    US-7831870-B2November 09, 2010Micron Technology, Inc.JTAG controlled self-repair after packaging
    US-5889713-AMarch 30, 1999Stmicroelectronics, Inc.Testing of embedded memory by coupling the memory to input/output pads using switches
    EP-0691617-A3September 11, 1996Monolithic System Tech IncSystème de bus à signal d'amplitude directionnel et dissymétrique pour architecture de module de circuit
    US-6215709-B1April 10, 2001Micron Technology, Inc.Synchronous dynamic random access memory device
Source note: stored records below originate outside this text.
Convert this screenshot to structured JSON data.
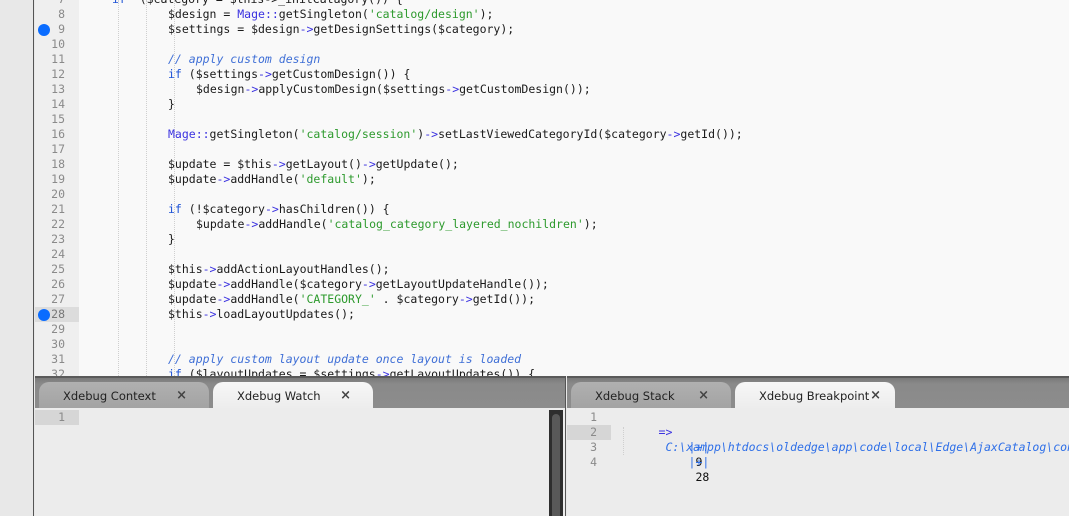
{
  "editor": {
    "breakpoint_color": "#0a6cff",
    "lines": [
      {
        "n": "7",
        "indent": 0,
        "segments": [
          [
            "c-kw",
            "if"
          ],
          [
            "",
            "  ($category = $this->_initCatagory()) {"
          ]
        ],
        "partial": true
      },
      {
        "n": "8",
        "indent": 1,
        "bp": false,
        "segments": [
          [
            "",
            "$design = "
          ],
          [
            "c-cls",
            "Mage::"
          ],
          [
            "",
            "getSingleton("
          ],
          [
            "c-str",
            "'catalog/design'"
          ],
          [
            "",
            ");"
          ]
        ]
      },
      {
        "n": "9",
        "indent": 1,
        "bp": true,
        "segments": [
          [
            "",
            "$settings = $design"
          ],
          [
            "c-op",
            "->"
          ],
          [
            "",
            "getDesignSettings($category);"
          ]
        ]
      },
      {
        "n": "10",
        "indent": 1,
        "segments": []
      },
      {
        "n": "11",
        "indent": 1,
        "segments": [
          [
            "c-cmt",
            "// apply custom design"
          ]
        ]
      },
      {
        "n": "12",
        "indent": 1,
        "segments": [
          [
            "c-kw",
            "if"
          ],
          [
            "",
            " ($settings"
          ],
          [
            "c-op",
            "->"
          ],
          [
            "",
            "getCustomDesign()) {"
          ]
        ]
      },
      {
        "n": "13",
        "indent": 2,
        "segments": [
          [
            "",
            "$design"
          ],
          [
            "c-op",
            "->"
          ],
          [
            "",
            "applyCustomDesign($settings"
          ],
          [
            "c-op",
            "->"
          ],
          [
            "",
            "getCustomDesign());"
          ]
        ]
      },
      {
        "n": "14",
        "indent": 1,
        "segments": [
          [
            "",
            "}"
          ]
        ]
      },
      {
        "n": "15",
        "indent": 1,
        "segments": []
      },
      {
        "n": "16",
        "indent": 1,
        "segments": [
          [
            "c-cls",
            "Mage::"
          ],
          [
            "",
            "getSingleton("
          ],
          [
            "c-str",
            "'catalog/session'"
          ],
          [
            "",
            ")"
          ],
          [
            "c-op",
            "->"
          ],
          [
            "",
            "setLastViewedCategoryId($category"
          ],
          [
            "c-op",
            "->"
          ],
          [
            "",
            "getId());"
          ]
        ]
      },
      {
        "n": "17",
        "indent": 1,
        "segments": []
      },
      {
        "n": "18",
        "indent": 1,
        "segments": [
          [
            "",
            "$update = $this"
          ],
          [
            "c-op",
            "->"
          ],
          [
            "",
            "getLayout()"
          ],
          [
            "c-op",
            "->"
          ],
          [
            "",
            "getUpdate();"
          ]
        ]
      },
      {
        "n": "19",
        "indent": 1,
        "segments": [
          [
            "",
            "$update"
          ],
          [
            "c-op",
            "->"
          ],
          [
            "",
            "addHandle("
          ],
          [
            "c-str",
            "'default'"
          ],
          [
            "",
            ");"
          ]
        ]
      },
      {
        "n": "20",
        "indent": 1,
        "segments": []
      },
      {
        "n": "21",
        "indent": 1,
        "segments": [
          [
            "c-kw",
            "if"
          ],
          [
            "",
            " (!$category"
          ],
          [
            "c-op",
            "->"
          ],
          [
            "",
            "hasChildren()) {"
          ]
        ]
      },
      {
        "n": "22",
        "indent": 2,
        "segments": [
          [
            "",
            "$update"
          ],
          [
            "c-op",
            "->"
          ],
          [
            "",
            "addHandle("
          ],
          [
            "c-str",
            "'catalog_category_layered_nochildren'"
          ],
          [
            "",
            ");"
          ]
        ]
      },
      {
        "n": "23",
        "indent": 1,
        "segments": [
          [
            "",
            "}"
          ]
        ]
      },
      {
        "n": "24",
        "indent": 1,
        "segments": []
      },
      {
        "n": "25",
        "indent": 1,
        "segments": [
          [
            "",
            "$this"
          ],
          [
            "c-op",
            "->"
          ],
          [
            "",
            "addActionLayoutHandles();"
          ]
        ]
      },
      {
        "n": "26",
        "indent": 1,
        "segments": [
          [
            "",
            "$update"
          ],
          [
            "c-op",
            "->"
          ],
          [
            "",
            "addHandle($category"
          ],
          [
            "c-op",
            "->"
          ],
          [
            "",
            "getLayoutUpdateHandle());"
          ]
        ]
      },
      {
        "n": "27",
        "indent": 1,
        "segments": [
          [
            "",
            "$update"
          ],
          [
            "c-op",
            "->"
          ],
          [
            "",
            "addHandle("
          ],
          [
            "c-str",
            "'CATEGORY_'"
          ],
          [
            "",
            " . $category"
          ],
          [
            "c-op",
            "->"
          ],
          [
            "",
            "getId());"
          ]
        ]
      },
      {
        "n": "28",
        "indent": 1,
        "bp": true,
        "active": true,
        "segments": [
          [
            "",
            "$this"
          ],
          [
            "c-op",
            "->"
          ],
          [
            "",
            "loadLayoutUpdates();"
          ]
        ]
      },
      {
        "n": "29",
        "indent": 1,
        "segments": []
      },
      {
        "n": "30",
        "indent": 1,
        "segments": []
      },
      {
        "n": "31",
        "indent": 1,
        "segments": [
          [
            "c-cmt",
            "// apply custom layout update once layout is loaded"
          ]
        ]
      },
      {
        "n": "32",
        "indent": 1,
        "segments": [
          [
            "c-kw",
            "if"
          ],
          [
            "",
            " ($layoutUpdates = $settings"
          ],
          [
            "c-op",
            "->"
          ],
          [
            "",
            "getLayoutUpdates()) {"
          ]
        ]
      }
    ]
  },
  "left_panel": {
    "tabs": [
      {
        "label": "Xdebug Context",
        "close": "×",
        "active": false
      },
      {
        "label": "Xdebug Watch",
        "close": "×",
        "active": true
      }
    ],
    "line_numbers": [
      "1"
    ]
  },
  "right_panel": {
    "tabs": [
      {
        "label": "Xdebug Stack",
        "close": "×",
        "active": false
      },
      {
        "label": "Xdebug Breakpoint",
        "close": "×",
        "active": true
      }
    ],
    "line_numbers": [
      "1",
      "2",
      "3",
      "4"
    ],
    "breakpoints": {
      "arrow": "=>",
      "file_path": "C:\\xampp\\htdocs\\oldedge\\app\\code\\local\\Edge\\AjaxCatalog\\controllers\\CategoryController.php",
      "toggle_label": "|+|",
      "lines": [
        "9",
        "28"
      ]
    }
  }
}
    US-5532966-AJuly 02, 1996Alliance Semiconductor CorporationRandom access memory redundancy circuit employing fusible links
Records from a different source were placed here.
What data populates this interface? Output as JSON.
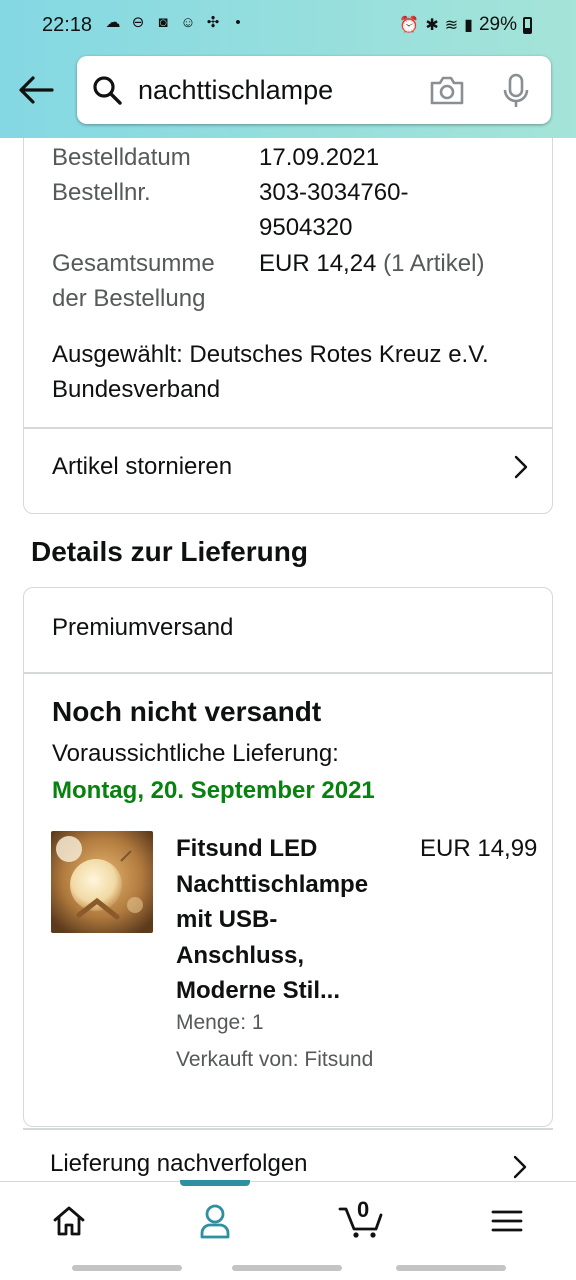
{
  "status_bar": {
    "time": "22:18",
    "battery": "29%"
  },
  "search": {
    "query": "nachttischlampe"
  },
  "order": {
    "date_label": "Bestelldatum",
    "date_value": "17.09.2021",
    "number_label": "Bestellnr.",
    "number_value_line1": "303-3034760-",
    "number_value_line2": "9504320",
    "total_label_line1": "Gesamtsumme",
    "total_label_line2": "der Bestellung",
    "total_value": "EUR 14,24",
    "total_items": "(1 Artikel)",
    "selected_line1": "Ausgewählt: Deutsches Rotes Kreuz e.V.",
    "selected_line2": "Bundesverband",
    "cancel_label": "Artikel stornieren"
  },
  "delivery": {
    "section_title": "Details zur Lieferung",
    "shipping_type": "Premiumversand",
    "status": "Noch nicht versandt",
    "eta_label": "Voraussichtliche Lieferung:",
    "eta_date": "Montag, 20. September 2021",
    "product": {
      "title_lines": [
        "Fitsund LED",
        "Nachttischlampe",
        "mit USB-",
        "Anschluss,",
        "Moderne Stil..."
      ],
      "price": "EUR 14,99",
      "quantity": "Menge: 1",
      "seller": "Verkauft von: Fitsund"
    },
    "track_label": "Lieferung nachverfolgen"
  },
  "bottom_nav": {
    "active": "account",
    "cart_count": "0",
    "accent_color": "#2e8fa0"
  },
  "colors": {
    "header_gradient_start": "#84d8e3",
    "header_gradient_end": "#a5e4d8",
    "eta_green": "#08820f",
    "muted_text": "#565959"
  }
}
    US-5912579-AJune 15, 1999Zagar; Paul S., Ong; Adrian E.Circuit for cancelling and replacing redundant elements
    US-2011031197-A1February 10, 2011John Francis Mulholland, Lee Allen SturtevantDisplay Rack for Supporting Containerized Plants
    US-7171536-B2January 30, 2007Sandisk CorporationUnusable block management within a non-volatile memory system
    US-5764576-AJune 09, 1998Mitsubishi Denki Kabushiki KaishaSemiconductor memory device and method of checking same for defect
    WO-2005015569-A2February 17, 2005Infineon Technologies AgHub-baustein zum anschliessen von einem oder mehreren speicherbausteinen mit adressdekoder zum adressieren redundanter speicherbereiche
    US-6108250-AAugust 22, 2000Alliance Semiconductor CorporationFast redundancy scheme for high density, high speed memories
    US-5546349-AAugust 13, 1996Kabushiki Kaisha Toshiba, International Business MachinesExchangeable hierarchical data line structure
    US-2008263392-A1October 23, 2008Micron Technology, Inc.JTAG controlled self-repair after packaging
    US-2006193184-A1August 31, 2006Peter PoechmuellerHub module for connecting one or more memory chips
    KR-100760034-B1September 20, 2007인피니언 테크놀로지스 아게Hub module for connecting one or more memory devices
    US-6301163-B1October 09, 2001Mitsubishi Denki Kabushiki KaishaSemiconductor memory device and method of checking same for defect
    US-5612918-AMarch 18, 1997Sgs-Thomson Microelectronics, Inc.Redundancy architecture